  1. The prayer is based on Scripture, notably St Paul. The image of ‘light’ penetrating the hearts of the Jews is drawn from 2 Cor 4:3-6; St Paul speaks of the eventual conversion of the Jews in Romans 11:25-26. Romans 11:29 says of the Jewish Covenant that God ‘never revokes His promises’, which is quoted by Vatican II’s Nostra aetate, and by Pope St John Paul II, as the basis for a special affection and respect which Christians owe the Jewish people.[4]

[1] The full text of the article can be seen in English here:

[2] The full text can be found in English here:

[3] The different versions of the Good Friday Prayer for the Jews can be found on Wikipedia:

[4] Romans 11:29: ‘For the gifts and the calling of God are without repentance.’ Quoted by Nostra aetate 4, and Pope St Jophn Paul II in his Address to the Jewish Community of Berlin on 17th November 1980.


Those new to the Traditional Latin Mass may not be aware that the Ecclesia Dei Society of New Zealand is a member of the Foederatio Internationalis Una Voce or simply Una Voce (Latin for “With One Voice”, from the Preface to the Roman Canon) which is an international federation of Catholic lay organizations attached to the Tridentine Mass, colloquially known as “the Latin Mass” (though there are several Catholic masses in Latin).
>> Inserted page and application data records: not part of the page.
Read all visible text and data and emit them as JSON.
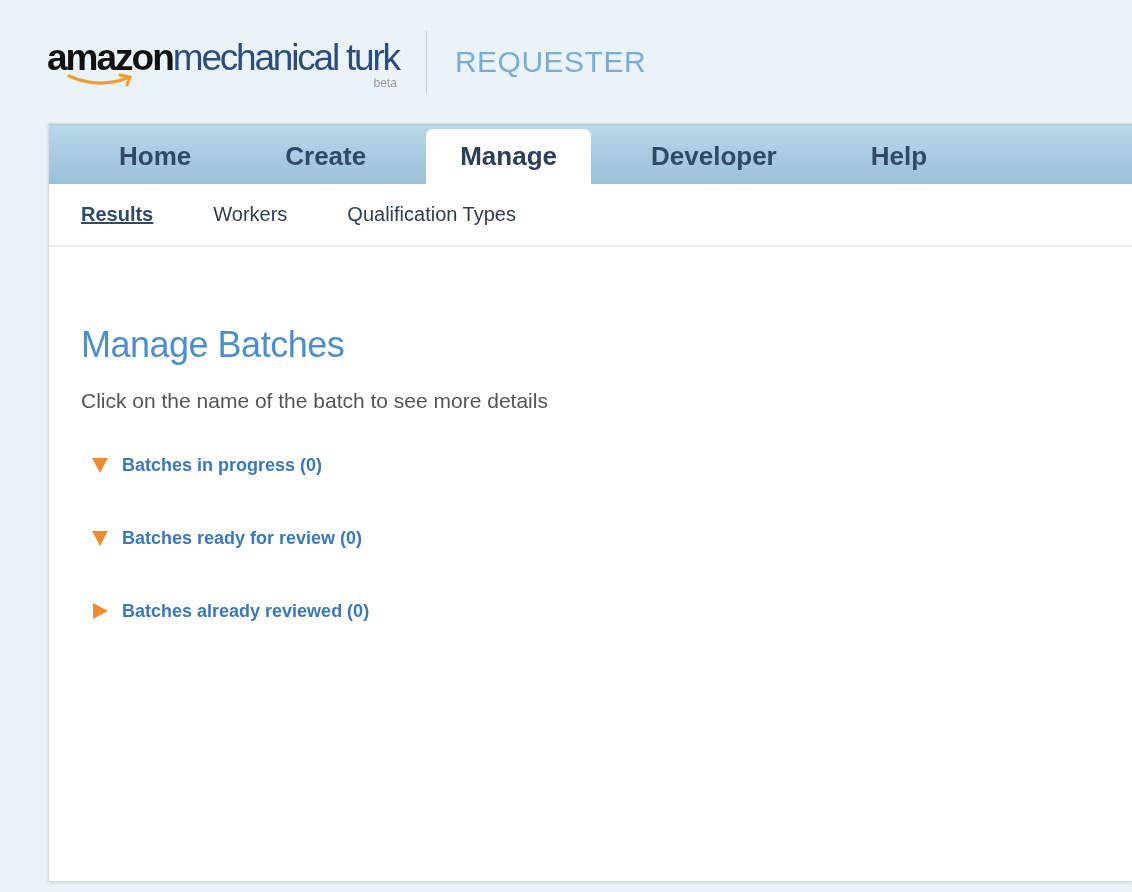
{
  "header": {
    "logo": {
      "brand": "amazon",
      "product": "mechanical turk",
      "badge": "beta"
    },
    "section": "REQUESTER"
  },
  "tabs": [
    {
      "label": "Home",
      "selected": false
    },
    {
      "label": "Create",
      "selected": false
    },
    {
      "label": "Manage",
      "selected": true
    },
    {
      "label": "Developer",
      "selected": false
    },
    {
      "label": "Help",
      "selected": false
    }
  ],
  "subtabs": [
    {
      "label": "Results",
      "selected": true
    },
    {
      "label": "Workers",
      "selected": false
    },
    {
      "label": "Qualification Types",
      "selected": false
    }
  ],
  "page": {
    "title": "Manage Batches",
    "instructions": "Click on the name of the batch to see more details"
  },
  "batch_groups": [
    {
      "label": "Batches in progress (0)",
      "expanded": true
    },
    {
      "label": "Batches ready for review (0)",
      "expanded": true
    },
    {
      "label": "Batches already reviewed (0)",
      "expanded": false
    }
  ]
}
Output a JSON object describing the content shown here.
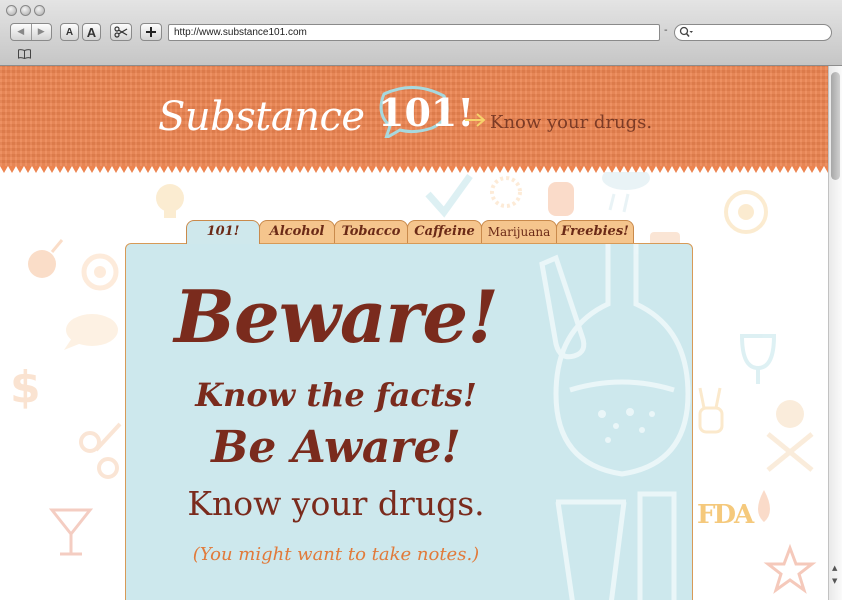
{
  "browser": {
    "url": "http://www.substance101.com",
    "font_smaller_label": "A",
    "font_larger_label": "A",
    "url_dash": "-"
  },
  "header": {
    "logo_word": "Substance",
    "logo_number": "101!",
    "tagline": "Know your drugs."
  },
  "tabs": [
    {
      "label": "101!",
      "active": true
    },
    {
      "label": "Alcohol",
      "active": false
    },
    {
      "label": "Tobacco",
      "active": false
    },
    {
      "label": "Caffeine",
      "active": false
    },
    {
      "label": "Marijuana",
      "active": false
    },
    {
      "label": "Freebies!",
      "active": false
    }
  ],
  "panel": {
    "line1": "Beware!",
    "line2": "Know the facts!",
    "line3": "Be Aware!",
    "line4": "Know your drugs.",
    "line5": "(You might want to take notes.)"
  },
  "footer_mark": "FDA",
  "colors": {
    "banner": "#ec8450",
    "panel": "#cde8ed",
    "headline": "#7a2b1d",
    "accent": "#e17a3a",
    "tab": "#f5c58d"
  }
}
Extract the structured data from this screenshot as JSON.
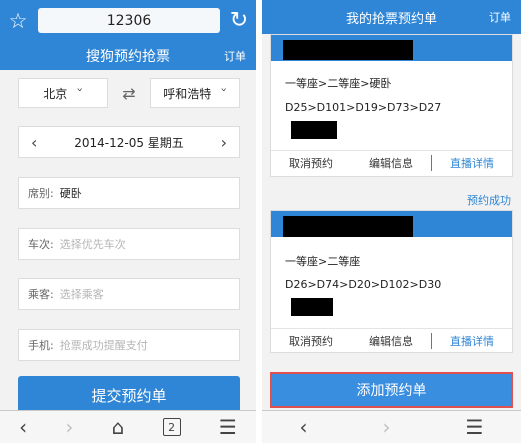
{
  "left": {
    "url": "12306",
    "title": "搜狗预约抢票",
    "title_side": "订单",
    "from_city": "北京",
    "to_city": "呼和浩特",
    "date": "2014-12-05 星期五",
    "fields": {
      "seat_label": "席别:",
      "seat_value": "硬卧",
      "train_label": "车次:",
      "train_placeholder": "选择优先车次",
      "passenger_label": "乘客:",
      "passenger_placeholder": "选择乘客",
      "phone_label": "手机:",
      "phone_placeholder": "抢票成功提醒支付"
    },
    "submit_label": "提交预约单",
    "tab_count": "2"
  },
  "right": {
    "title": "我的抢票预约单",
    "title_side": "订单",
    "cards": [
      {
        "seats": "一等座>二等座>硬卧",
        "trains": "D25>D101>D19>D73>D27"
      },
      {
        "seats": "一等座>二等座",
        "trains": "D26>D74>D20>D102>D30"
      }
    ],
    "actions": {
      "cancel": "取消预约",
      "edit": "编辑信息",
      "live": "直播详情"
    },
    "success_label": "预约成功",
    "add_label": "添加预约单"
  }
}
A Brief History

The Foederatio Internationalis Una Voce (or FIUV) was founded on December 19, 1964 in Paris by Georges Cerbelaud-Salagnac in order to promote the Tridentine mass from the Pre-Vatican II Missale Romanum (1962).  Una Voce argues that while the Second Vatican Council had introduced vernacular liturgies, it did not actually forbid the Latin mass, and that regular weekday and Sunday masses in Latin should be maintained. Una Voce also seeks to promote Latin Gregorian Chant, sacred polyphony and sacred art.  Una Voce seeks to remain faithful to the Pope within the Roman Catholic Church and asserts that the Tridentine and the vernacular masses should be allowed to co-exist. Among prominent early members were the composers Maurice Duruflé and Olivier Messiaen.[3][8]

A number of national associations developed during 1964 and 1965, and in 1966 an international association, the Foederatio Internationalis Una Voce was formed. It currently has 41 national affiliates (including the Ecclesia Dei Society of New Zealand).

Una Voce members value the traditional Latin Mass as a direct link with the early Church and for conveying the mystery and majesty of God.

Una Voce was enthusiastic about the election of Joseph Cardinal Ratzinger  as the Pope in 2005.  He praised Una Voce’s role in supporting the use of the Roman Missal within the guidelines set out by the Vatican. Una Voce’s influence at the highest levels of the Vatican has led to the authorization of the Tridentine Mass without specific permission or indult by local bishops, and the wider implementation of Benedict XVI’s motu proprio, Summorum Pontificum.

Pope Benedict confirmed in his motu proprio, Summorum Pontificum, that the Traditional Latin Mass had indeed never been abrogated which Una Voce had contended since the Second Vatican Council.  More information can be found on the international website of Foederatio Internationalis Una Voce: